Despite the EU’s recent attempt to tackle the issue, many government officials do not think the organization is doing enough, citing the high numbers of people still affected by caste discrimination as an indication of the EU’s failure. These officials stress the importance of specifically briefing the European Parliament on caste-based discrimination, so that the EU can take appropriate steps. Such measures would also aid the effectiveness of parliament members visiting South Asian countries on business, economic and development trips.

– Elisha-Kim Desmangles
Feature Writer

Sources: The New York Times, The Guardian
Photo: Live Science

EU GMOs_opt
Despite understandable concerns in regards to genetically modified (GMOs) foods and the possible long term effects they have on consumers, the ability of GMOs to withstand the catastrophic consequences of pest infestation is unmatched by conventionally farmed crops. Furthermore, as the world population rises and global food demands continue to swell, scientists are becoming more concerned that current EU agriculture production will be inadequate for meeting the demands of the developing world. In an effort to both bolster current crop production and change the narrative concerning GMOs, researchers are claiming that the EU needs genetically modified crops in order to stay competitive in the technologically driven international agricultural industry.

Brought to the forefront of discourse surrounding current EU agricultural policy, scientists from Trends in Plant Science Magazine cited the considerable amount of data showing that although the cultivation of GMOs is banned – or severely limited – in the EU, the region still imports genetically modified crops from countries that have embraced the technology. EU farmers stymied by current laws regarding GMOs are unable to compete with overseas producers, thus requiring the region to import an ever-increasing percentage of their crops. In light of this, researchers are claiming that the EU needs genetically modified crops in order to maintain their own agricultural sustainability and that of their considerable humanitarian obligations abroad.

In regards to the claim that the EU needs genetically modified crops, University of Lleida Agrotecnio Center researcher Paul Christou comments that the EU is being surpassed by other nations because it hasn’t adopted technology which is deemed unpopular. “Ultimately the EU will become almost entirely dependent on the outside world for food and feed and scientific progress,” said Christou.

The issue of identifying realistic solutions to future food security problems is garnering greater and greater attention from academics, agricultural officials, and farmers looking to mitigate the problem while simultaneously bolstering their own market competitiveness and sustainability.

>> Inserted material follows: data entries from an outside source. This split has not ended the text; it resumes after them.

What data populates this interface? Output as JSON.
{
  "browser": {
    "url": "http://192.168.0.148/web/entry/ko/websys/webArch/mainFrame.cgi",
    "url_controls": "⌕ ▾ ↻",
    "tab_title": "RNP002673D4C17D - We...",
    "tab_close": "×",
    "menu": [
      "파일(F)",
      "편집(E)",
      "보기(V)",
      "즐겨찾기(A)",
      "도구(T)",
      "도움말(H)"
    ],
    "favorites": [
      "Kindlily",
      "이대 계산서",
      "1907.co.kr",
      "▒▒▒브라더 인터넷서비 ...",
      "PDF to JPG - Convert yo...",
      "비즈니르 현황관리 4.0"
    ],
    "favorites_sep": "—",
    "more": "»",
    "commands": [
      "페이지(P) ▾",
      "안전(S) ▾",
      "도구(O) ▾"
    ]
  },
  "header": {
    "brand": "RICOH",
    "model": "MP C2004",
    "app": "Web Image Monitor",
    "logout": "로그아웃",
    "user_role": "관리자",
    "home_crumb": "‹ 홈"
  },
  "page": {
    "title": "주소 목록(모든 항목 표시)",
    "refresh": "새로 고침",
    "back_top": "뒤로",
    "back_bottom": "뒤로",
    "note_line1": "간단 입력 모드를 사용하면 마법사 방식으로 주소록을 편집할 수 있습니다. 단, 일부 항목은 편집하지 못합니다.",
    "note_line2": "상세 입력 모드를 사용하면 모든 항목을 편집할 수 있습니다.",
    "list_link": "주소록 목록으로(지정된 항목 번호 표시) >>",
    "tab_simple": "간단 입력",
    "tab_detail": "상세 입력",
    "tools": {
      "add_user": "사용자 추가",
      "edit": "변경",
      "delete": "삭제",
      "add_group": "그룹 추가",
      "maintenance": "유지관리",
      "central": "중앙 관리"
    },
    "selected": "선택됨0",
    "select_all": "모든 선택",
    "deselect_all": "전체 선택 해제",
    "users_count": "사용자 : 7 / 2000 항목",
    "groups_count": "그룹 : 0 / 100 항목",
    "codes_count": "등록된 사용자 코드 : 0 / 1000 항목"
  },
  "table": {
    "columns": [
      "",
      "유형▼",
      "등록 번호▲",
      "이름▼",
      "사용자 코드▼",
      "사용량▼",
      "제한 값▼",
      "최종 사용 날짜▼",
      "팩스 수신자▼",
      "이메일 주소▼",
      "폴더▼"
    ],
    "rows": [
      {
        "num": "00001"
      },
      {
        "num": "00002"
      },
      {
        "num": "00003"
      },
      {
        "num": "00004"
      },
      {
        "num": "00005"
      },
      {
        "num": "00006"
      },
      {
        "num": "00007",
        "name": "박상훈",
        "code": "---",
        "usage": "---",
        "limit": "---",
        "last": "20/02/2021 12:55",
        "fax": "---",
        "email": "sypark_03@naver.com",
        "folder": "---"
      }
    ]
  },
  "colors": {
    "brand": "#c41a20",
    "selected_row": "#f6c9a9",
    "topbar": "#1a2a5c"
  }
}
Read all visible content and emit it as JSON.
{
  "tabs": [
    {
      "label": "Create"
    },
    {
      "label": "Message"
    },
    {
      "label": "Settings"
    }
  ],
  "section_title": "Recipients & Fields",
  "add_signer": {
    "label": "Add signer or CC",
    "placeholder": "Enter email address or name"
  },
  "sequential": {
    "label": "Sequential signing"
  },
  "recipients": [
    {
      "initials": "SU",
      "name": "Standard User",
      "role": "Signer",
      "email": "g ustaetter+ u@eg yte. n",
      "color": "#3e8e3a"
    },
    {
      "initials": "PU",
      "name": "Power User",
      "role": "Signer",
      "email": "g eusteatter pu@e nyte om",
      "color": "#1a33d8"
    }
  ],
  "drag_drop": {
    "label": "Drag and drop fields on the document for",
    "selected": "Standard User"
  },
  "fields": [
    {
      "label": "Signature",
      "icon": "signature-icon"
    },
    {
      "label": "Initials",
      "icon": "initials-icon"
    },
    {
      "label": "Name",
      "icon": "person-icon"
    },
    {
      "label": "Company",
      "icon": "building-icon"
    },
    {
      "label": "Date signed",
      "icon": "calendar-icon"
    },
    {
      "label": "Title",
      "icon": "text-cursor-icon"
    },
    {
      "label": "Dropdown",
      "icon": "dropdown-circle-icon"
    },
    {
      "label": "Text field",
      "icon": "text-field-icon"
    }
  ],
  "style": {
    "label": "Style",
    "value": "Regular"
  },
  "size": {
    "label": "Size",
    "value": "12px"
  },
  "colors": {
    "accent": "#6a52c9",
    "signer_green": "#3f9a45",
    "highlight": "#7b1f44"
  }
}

Although stating that the EU needs genetically modified crops might upset those uncomfortable with anything but conventionally sourced food, policy changes must be enacted today in order to combat the food security problems of tomorrow. “Realizing this is the only way to achieve sustainable agriculture,” said Christou.

Brian Turner
Source: Science Daily
Photo: Novinite